Interface dataset entries:
* * * * * * *

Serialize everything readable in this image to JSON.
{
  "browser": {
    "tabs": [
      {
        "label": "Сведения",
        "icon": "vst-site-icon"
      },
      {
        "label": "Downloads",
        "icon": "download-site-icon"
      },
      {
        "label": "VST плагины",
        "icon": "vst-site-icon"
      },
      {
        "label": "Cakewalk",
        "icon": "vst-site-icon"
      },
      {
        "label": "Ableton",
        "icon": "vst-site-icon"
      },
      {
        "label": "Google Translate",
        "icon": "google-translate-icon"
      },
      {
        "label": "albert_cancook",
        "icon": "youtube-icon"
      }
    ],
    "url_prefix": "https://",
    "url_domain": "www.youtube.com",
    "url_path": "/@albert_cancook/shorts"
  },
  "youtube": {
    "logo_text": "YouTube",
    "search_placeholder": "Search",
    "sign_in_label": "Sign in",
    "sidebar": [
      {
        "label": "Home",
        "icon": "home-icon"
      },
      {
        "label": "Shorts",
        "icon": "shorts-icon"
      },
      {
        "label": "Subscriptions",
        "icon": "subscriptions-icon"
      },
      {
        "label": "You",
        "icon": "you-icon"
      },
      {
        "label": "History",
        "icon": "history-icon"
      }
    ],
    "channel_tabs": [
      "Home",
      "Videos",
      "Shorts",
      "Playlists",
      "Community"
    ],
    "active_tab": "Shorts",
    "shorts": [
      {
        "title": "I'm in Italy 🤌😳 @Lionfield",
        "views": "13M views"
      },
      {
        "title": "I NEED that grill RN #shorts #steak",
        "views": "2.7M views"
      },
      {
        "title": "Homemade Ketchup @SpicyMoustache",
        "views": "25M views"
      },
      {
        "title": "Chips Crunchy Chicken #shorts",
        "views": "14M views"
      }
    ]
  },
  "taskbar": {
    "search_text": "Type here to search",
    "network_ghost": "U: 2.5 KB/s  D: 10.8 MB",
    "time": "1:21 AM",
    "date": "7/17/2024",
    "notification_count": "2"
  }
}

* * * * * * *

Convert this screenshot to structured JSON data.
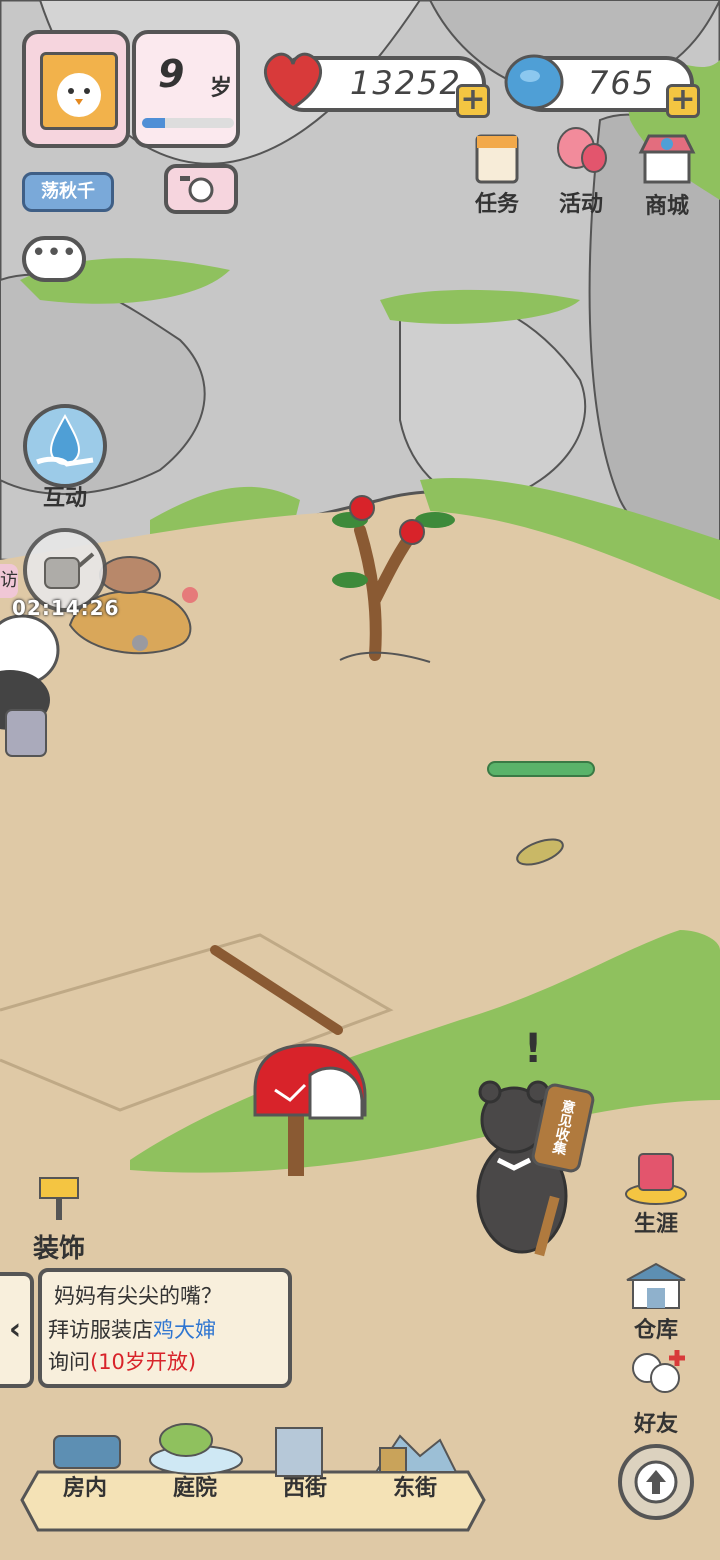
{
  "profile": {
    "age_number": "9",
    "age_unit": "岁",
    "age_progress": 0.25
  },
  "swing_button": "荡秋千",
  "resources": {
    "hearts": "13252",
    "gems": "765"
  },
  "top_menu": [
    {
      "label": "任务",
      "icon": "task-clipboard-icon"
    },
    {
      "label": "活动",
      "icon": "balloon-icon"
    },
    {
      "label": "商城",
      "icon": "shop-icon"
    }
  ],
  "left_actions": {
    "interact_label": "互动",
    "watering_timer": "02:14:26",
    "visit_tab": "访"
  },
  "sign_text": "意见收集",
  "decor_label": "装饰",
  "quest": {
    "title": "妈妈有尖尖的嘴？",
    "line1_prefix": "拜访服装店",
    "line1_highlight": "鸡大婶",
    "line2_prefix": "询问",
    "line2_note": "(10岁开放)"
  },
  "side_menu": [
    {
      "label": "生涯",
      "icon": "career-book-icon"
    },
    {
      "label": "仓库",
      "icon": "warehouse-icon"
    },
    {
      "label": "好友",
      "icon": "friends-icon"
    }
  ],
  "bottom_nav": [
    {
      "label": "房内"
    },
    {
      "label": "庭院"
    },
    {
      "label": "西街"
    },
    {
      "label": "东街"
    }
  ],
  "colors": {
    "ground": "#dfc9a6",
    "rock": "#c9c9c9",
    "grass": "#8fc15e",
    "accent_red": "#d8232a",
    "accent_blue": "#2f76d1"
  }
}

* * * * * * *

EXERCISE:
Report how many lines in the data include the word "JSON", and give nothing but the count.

RESULT BELOW:
2